» **Aim of the task**: Down to the last line, repeat the data below exactly.

» **Data to use**:
______

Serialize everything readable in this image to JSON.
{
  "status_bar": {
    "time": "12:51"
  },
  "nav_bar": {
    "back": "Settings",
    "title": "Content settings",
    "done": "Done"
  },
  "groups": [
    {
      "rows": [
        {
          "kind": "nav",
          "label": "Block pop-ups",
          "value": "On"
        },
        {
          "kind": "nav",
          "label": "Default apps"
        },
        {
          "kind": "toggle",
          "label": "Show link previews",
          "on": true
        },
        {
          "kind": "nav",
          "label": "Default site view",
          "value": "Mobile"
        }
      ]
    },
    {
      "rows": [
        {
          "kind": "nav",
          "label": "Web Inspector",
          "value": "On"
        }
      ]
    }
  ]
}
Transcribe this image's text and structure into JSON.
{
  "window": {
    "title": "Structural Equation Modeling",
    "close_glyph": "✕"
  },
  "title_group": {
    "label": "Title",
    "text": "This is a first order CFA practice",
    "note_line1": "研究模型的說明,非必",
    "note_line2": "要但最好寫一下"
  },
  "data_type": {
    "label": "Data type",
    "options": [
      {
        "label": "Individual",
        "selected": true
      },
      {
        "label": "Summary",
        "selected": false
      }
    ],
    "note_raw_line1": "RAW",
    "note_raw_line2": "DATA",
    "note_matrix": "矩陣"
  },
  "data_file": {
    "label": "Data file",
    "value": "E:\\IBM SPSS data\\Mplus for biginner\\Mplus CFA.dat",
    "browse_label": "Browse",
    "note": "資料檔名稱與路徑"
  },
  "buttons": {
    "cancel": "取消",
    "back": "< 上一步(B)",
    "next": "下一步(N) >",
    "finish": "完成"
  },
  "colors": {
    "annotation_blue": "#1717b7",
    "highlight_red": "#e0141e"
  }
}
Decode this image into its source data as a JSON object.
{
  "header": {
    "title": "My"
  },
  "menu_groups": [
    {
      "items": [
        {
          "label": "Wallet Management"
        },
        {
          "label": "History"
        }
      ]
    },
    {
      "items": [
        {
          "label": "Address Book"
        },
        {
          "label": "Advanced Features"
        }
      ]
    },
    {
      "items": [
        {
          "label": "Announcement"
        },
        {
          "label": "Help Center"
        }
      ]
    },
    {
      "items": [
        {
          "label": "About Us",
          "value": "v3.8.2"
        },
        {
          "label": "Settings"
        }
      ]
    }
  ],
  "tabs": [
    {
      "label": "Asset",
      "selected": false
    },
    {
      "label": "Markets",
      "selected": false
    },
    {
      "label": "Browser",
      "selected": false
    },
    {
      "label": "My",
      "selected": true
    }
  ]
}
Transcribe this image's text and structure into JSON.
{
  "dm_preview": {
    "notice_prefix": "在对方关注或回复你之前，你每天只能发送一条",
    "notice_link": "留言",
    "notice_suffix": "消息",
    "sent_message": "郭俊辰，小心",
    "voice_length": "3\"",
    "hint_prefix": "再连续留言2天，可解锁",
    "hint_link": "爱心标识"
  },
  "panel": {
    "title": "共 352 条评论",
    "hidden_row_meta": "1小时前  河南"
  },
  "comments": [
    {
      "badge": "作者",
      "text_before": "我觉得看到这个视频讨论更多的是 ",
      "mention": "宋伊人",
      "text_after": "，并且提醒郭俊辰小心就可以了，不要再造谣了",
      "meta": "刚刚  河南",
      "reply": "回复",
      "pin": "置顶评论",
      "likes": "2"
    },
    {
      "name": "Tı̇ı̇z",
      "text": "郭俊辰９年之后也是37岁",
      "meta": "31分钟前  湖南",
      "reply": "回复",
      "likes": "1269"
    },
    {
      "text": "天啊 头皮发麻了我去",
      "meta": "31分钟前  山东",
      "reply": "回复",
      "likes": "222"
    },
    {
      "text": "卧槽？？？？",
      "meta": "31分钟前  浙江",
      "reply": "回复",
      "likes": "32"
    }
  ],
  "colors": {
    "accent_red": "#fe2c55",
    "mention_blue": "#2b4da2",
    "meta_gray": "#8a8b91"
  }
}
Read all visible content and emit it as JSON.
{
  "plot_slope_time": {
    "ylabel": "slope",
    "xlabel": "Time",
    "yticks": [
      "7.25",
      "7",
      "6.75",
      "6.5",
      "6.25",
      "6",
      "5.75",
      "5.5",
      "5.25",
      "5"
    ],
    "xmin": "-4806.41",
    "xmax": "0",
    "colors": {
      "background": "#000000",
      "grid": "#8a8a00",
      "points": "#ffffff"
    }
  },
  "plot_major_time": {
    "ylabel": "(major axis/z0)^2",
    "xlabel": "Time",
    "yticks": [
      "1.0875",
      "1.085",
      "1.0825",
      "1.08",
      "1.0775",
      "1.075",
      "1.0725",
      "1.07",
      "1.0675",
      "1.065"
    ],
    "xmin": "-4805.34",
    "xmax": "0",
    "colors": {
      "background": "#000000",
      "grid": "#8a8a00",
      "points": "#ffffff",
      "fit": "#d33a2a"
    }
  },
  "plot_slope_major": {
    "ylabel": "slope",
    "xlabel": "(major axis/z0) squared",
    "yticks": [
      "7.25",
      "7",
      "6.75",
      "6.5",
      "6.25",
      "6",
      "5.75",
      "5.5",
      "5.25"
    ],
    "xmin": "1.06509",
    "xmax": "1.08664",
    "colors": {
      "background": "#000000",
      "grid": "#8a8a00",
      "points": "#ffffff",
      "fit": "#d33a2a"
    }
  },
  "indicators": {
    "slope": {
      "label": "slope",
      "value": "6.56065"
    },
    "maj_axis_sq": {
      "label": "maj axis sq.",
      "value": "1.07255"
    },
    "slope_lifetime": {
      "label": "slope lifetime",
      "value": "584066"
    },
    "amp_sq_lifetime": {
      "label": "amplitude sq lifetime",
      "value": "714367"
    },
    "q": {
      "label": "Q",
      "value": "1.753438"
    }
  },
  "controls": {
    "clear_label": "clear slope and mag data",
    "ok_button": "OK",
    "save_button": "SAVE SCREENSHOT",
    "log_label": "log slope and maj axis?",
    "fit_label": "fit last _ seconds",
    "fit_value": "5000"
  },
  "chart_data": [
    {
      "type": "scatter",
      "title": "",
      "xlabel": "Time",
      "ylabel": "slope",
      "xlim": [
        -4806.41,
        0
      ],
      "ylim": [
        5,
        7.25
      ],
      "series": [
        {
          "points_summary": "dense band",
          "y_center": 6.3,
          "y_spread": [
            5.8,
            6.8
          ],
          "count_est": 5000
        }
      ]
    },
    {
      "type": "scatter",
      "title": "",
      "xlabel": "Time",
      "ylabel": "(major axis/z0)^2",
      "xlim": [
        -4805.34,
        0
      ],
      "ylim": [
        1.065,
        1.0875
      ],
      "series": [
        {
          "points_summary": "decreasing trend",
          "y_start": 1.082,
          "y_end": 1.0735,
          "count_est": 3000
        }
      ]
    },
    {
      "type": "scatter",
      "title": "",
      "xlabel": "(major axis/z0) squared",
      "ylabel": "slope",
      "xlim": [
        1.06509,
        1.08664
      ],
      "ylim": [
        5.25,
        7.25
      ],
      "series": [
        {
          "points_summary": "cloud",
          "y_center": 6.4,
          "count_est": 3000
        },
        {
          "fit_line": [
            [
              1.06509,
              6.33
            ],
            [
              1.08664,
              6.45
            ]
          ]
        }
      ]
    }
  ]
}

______

» **Response for this exercise**:
Serialize everything readable in this image to JSON.
{
  "status_bar": {
    "time": "12:51"
  },
  "nav_bar": {
    "back": "Settings",
    "title": "Content settings",
    "done": "Done"
  },
  "groups": [
    {
      "rows": [
        {
          "kind": "nav",
          "label": "Block pop-ups",
          "value": "On"
        },
        {
          "kind": "nav",
          "label": "Default apps"
        },
        {
          "kind": "toggle",
          "label": "Show link previews",
          "on": true
        },
        {
          "kind": "nav",
          "label": "Default site view",
          "value": "Mobile"
        }
      ]
    },
    {
      "rows": [
        {
          "kind": "nav",
          "label": "Web Inspector",
          "value": "On"
        }
      ]
    }
  ]
}
Transcribe this image's text and structure into JSON.
{
  "window": {
    "title": "Structural Equation Modeling",
    "close_glyph": "✕"
  },
  "title_group": {
    "label": "Title",
    "text": "This is a first order CFA practice",
    "note_line1": "研究模型的說明,非必",
    "note_line2": "要但最好寫一下"
  },
  "data_type": {
    "label": "Data type",
    "options": [
      {
        "label": "Individual",
        "selected": true
      },
      {
        "label": "Summary",
        "selected": false
      }
    ],
    "note_raw_line1": "RAW",
    "note_raw_line2": "DATA",
    "note_matrix": "矩陣"
  },
  "data_file": {
    "label": "Data file",
    "value": "E:\\IBM SPSS data\\Mplus for biginner\\Mplus CFA.dat",
    "browse_label": "Browse",
    "note": "資料檔名稱與路徑"
  },
  "buttons": {
    "cancel": "取消",
    "back": "< 上一步(B)",
    "next": "下一步(N) >",
    "finish": "完成"
  },
  "colors": {
    "annotation_blue": "#1717b7",
    "highlight_red": "#e0141e"
  }
}
Decode this image into its source data as a JSON object.
{
  "header": {
    "title": "My"
  },
  "menu_groups": [
    {
      "items": [
        {
          "label": "Wallet Management"
        },
        {
          "label": "History"
        }
      ]
    },
    {
      "items": [
        {
          "label": "Address Book"
        },
        {
          "label": "Advanced Features"
        }
      ]
    },
    {
      "items": [
        {
          "label": "Announcement"
        },
        {
          "label": "Help Center"
        }
      ]
    },
    {
      "items": [
        {
          "label": "About Us",
          "value": "v3.8.2"
        },
        {
          "label": "Settings"
        }
      ]
    }
  ],
  "tabs": [
    {
      "label": "Asset",
      "selected": false
    },
    {
      "label": "Markets",
      "selected": false
    },
    {
      "label": "Browser",
      "selected": false
    },
    {
      "label": "My",
      "selected": true
    }
  ]
}
Transcribe this image's text and structure into JSON.
{
  "dm_preview": {
    "notice_prefix": "在对方关注或回复你之前，你每天只能发送一条",
    "notice_link": "留言",
    "notice_suffix": "消息",
    "sent_message": "郭俊辰，小心",
    "voice_length": "3\"",
    "hint_prefix": "再连续留言2天，可解锁",
    "hint_link": "爱心标识"
  },
  "panel": {
    "title": "共 352 条评论",
    "hidden_row_meta": "1小时前  河南"
  },
  "comments": [
    {
      "badge": "作者",
      "text_before": "我觉得看到这个视频讨论更多的是 ",
      "mention": "宋伊人",
      "text_after": "，并且提醒郭俊辰小心就可以了，不要再造谣了",
      "meta": "刚刚  河南",
      "reply": "回复",
      "pin": "置顶评论",
      "likes": "2"
    },
    {
      "name": "Tı̇ı̇z",
      "text": "郭俊辰９年之后也是37岁",
      "meta": "31分钟前  湖南",
      "reply": "回复",
      "likes": "1269"
    },
    {
      "text": "天啊 头皮发麻了我去",
      "meta": "31分钟前  山东",
      "reply": "回复",
      "likes": "222"
    },
    {
      "text": "卧槽？？？？",
      "meta": "31分钟前  浙江",
      "reply": "回复",
      "likes": "32"
    }
  ],
  "colors": {
    "accent_red": "#fe2c55",
    "mention_blue": "#2b4da2",
    "meta_gray": "#8a8b91"
  }
}
Read all visible content and emit it as JSON.
{
  "plot_slope_time": {
    "ylabel": "slope",
    "xlabel": "Time",
    "yticks": [
      "7.25",
      "7",
      "6.75",
      "6.5",
      "6.25",
      "6",
      "5.75",
      "5.5",
      "5.25",
      "5"
    ],
    "xmin": "-4806.41",
    "xmax": "0",
    "colors": {
      "background": "#000000",
      "grid": "#8a8a00",
      "points": "#ffffff"
    }
  },
  "plot_major_time": {
    "ylabel": "(major axis/z0)^2",
    "xlabel": "Time",
    "yticks": [
      "1.0875",
      "1.085",
      "1.0825",
      "1.08",
      "1.0775",
      "1.075",
      "1.0725",
      "1.07",
      "1.0675",
      "1.065"
    ],
    "xmin": "-4805.34",
    "xmax": "0",
    "colors": {
      "background": "#000000",
      "grid": "#8a8a00",
      "points": "#ffffff",
      "fit": "#d33a2a"
    }
  },
  "plot_slope_major": {
    "ylabel": "slope",
    "xlabel": "(major axis/z0) squared",
    "yticks": [
      "7.25",
      "7",
      "6.75",
      "6.5",
      "6.25",
      "6",
      "5.75",
      "5.5",
      "5.25"
    ],
    "xmin": "1.06509",
    "xmax": "1.08664",
    "colors": {
      "background": "#000000",
      "grid": "#8a8a00",
      "points": "#ffffff",
      "fit": "#d33a2a"
    }
  },
  "indicators": {
    "slope": {
      "label": "slope",
      "value": "6.56065"
    },
    "maj_axis_sq": {
      "label": "maj axis sq.",
      "value": "1.07255"
    },
    "slope_lifetime": {
      "label": "slope lifetime",
      "value": "584066"
    },
    "amp_sq_lifetime": {
      "label": "amplitude sq lifetime",
      "value": "714367"
    },
    "q": {
      "label": "Q",
      "value": "1.753438"
    }
  },
  "controls": {
    "clear_label": "clear slope and mag data",
    "ok_button": "OK",
    "save_button": "SAVE SCREENSHOT",
    "log_label": "log slope and maj axis?",
    "fit_label": "fit last _ seconds",
    "fit_value": "5000"
  },
  "chart_data": [
    {
      "type": "scatter",
      "title": "",
      "xlabel": "Time",
      "ylabel": "slope",
      "xlim": [
        -4806.41,
        0
      ],
      "ylim": [
        5,
        7.25
      ],
      "series": [
        {
          "points_summary": "dense band",
          "y_center": 6.3,
          "y_spread": [
            5.8,
            6.8
          ],
          "count_est": 5000
        }
      ]
    },
    {
      "type": "scatter",
      "title": "",
      "xlabel": "Time",
      "ylabel": "(major axis/z0)^2",
      "xlim": [
        -4805.34,
        0
      ],
      "ylim": [
        1.065,
        1.0875
      ],
      "series": [
        {
          "points_summary": "decreasing trend",
          "y_start": 1.082,
          "y_end": 1.0735,
          "count_est": 3000
        }
      ]
    },
    {
      "type": "scatter",
      "title": "",
      "xlabel": "(major axis/z0) squared",
      "ylabel": "slope",
      "xlim": [
        1.06509,
        1.08664
      ],
      "ylim": [
        5.25,
        7.25
      ],
      "series": [
        {
          "points_summary": "cloud",
          "y_center": 6.4,
          "count_est": 3000
        },
        {
          "fit_line": [
            [
              1.06509,
              6.33
            ],
            [
              1.08664,
              6.45
            ]
          ]
        }
      ]
    }
  ]
}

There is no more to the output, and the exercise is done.